**Instructions for the task:** Each record must be reproduced exactly as it is shown.

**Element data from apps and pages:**
-- Opening Marker --
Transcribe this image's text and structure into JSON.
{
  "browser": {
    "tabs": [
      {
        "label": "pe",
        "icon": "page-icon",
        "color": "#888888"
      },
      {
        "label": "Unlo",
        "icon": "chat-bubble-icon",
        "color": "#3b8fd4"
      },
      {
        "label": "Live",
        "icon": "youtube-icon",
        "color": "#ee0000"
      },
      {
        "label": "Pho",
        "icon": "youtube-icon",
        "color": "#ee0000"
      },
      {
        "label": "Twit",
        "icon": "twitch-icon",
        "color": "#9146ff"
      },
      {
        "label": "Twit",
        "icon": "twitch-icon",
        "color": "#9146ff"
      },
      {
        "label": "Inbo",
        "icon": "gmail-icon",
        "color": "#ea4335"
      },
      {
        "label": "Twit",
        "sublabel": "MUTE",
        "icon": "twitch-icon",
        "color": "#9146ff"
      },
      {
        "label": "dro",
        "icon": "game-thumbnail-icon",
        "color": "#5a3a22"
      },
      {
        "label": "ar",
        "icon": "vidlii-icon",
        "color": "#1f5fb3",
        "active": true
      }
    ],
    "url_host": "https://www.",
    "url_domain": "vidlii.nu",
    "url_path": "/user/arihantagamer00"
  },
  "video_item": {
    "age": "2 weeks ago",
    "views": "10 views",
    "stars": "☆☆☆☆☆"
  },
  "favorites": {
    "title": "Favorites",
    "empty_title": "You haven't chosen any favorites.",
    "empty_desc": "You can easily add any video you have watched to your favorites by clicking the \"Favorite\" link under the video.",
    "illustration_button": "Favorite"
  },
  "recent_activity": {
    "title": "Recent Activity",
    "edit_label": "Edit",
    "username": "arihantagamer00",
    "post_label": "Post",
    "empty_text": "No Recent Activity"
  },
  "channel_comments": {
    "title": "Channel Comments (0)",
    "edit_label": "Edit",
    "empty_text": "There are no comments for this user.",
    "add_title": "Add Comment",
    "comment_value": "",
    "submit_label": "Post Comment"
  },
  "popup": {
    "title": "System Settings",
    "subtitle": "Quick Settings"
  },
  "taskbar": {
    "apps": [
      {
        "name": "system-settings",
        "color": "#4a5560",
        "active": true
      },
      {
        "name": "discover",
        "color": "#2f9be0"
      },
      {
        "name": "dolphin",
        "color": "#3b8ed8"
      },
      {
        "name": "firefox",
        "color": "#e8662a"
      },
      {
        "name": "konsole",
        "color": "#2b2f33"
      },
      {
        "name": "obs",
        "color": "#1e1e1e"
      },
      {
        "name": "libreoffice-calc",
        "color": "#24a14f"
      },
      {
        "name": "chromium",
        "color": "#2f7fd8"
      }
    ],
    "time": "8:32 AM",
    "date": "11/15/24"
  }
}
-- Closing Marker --
**Answer for this exercise:**
Transcribe this image's text and structure into JSON.
{
  "browser": {
    "tabs": [
      {
        "label": "pe",
        "icon": "page-icon",
        "color": "#888888"
      },
      {
        "label": "Unlo",
        "icon": "chat-bubble-icon",
        "color": "#3b8fd4"
      },
      {
        "label": "Live",
        "icon": "youtube-icon",
        "color": "#ee0000"
      },
      {
        "label": "Pho",
        "icon": "youtube-icon",
        "color": "#ee0000"
      },
      {
        "label": "Twit",
        "icon": "twitch-icon",
        "color": "#9146ff"
      },
      {
        "label": "Twit",
        "icon": "twitch-icon",
        "color": "#9146ff"
      },
      {
        "label": "Inbo",
        "icon": "gmail-icon",
        "color": "#ea4335"
      },
      {
        "label": "Twit",
        "sublabel": "MUTE",
        "icon": "twitch-icon",
        "color": "#9146ff"
      },
      {
        "label": "dro",
        "icon": "game-thumbnail-icon",
        "color": "#5a3a22"
      },
      {
        "label": "ar",
        "icon": "vidlii-icon",
        "color": "#1f5fb3",
        "active": true
      }
    ],
    "url_host": "https://www.",
    "url_domain": "vidlii.nu",
    "url_path": "/user/arihantagamer00"
  },
  "video_item": {
    "age": "2 weeks ago",
    "views": "10 views",
    "stars": "☆☆☆☆☆"
  },
  "favorites": {
    "title": "Favorites",
    "empty_title": "You haven't chosen any favorites.",
    "empty_desc": "You can easily add any video you have watched to your favorites by clicking the \"Favorite\" link under the video.",
    "illustration_button": "Favorite"
  },
  "recent_activity": {
    "title": "Recent Activity",
    "edit_label": "Edit",
    "username": "arihantagamer00",
    "post_label": "Post",
    "empty_text": "No Recent Activity"
  },
  "channel_comments": {
    "title": "Channel Comments (0)",
    "edit_label": "Edit",
    "empty_text": "There are no comments for this user.",
    "add_title": "Add Comment",
    "comment_value": "",
    "submit_label": "Post Comment"
  },
  "popup": {
    "title": "System Settings",
    "subtitle": "Quick Settings"
  },
  "taskbar": {
    "apps": [
      {
        "name": "system-settings",
        "color": "#4a5560",
        "active": true
      },
      {
        "name": "discover",
        "color": "#2f9be0"
      },
      {
        "name": "dolphin",
        "color": "#3b8ed8"
      },
      {
        "name": "firefox",
        "color": "#e8662a"
      },
      {
        "name": "konsole",
        "color": "#2b2f33"
      },
      {
        "name": "obs",
        "color": "#1e1e1e"
      },
      {
        "name": "libreoffice-calc",
        "color": "#24a14f"
      },
      {
        "name": "chromium",
        "color": "#2f7fd8"
      }
    ],
    "time": "8:32 AM",
    "date": "11/15/24"
  }
}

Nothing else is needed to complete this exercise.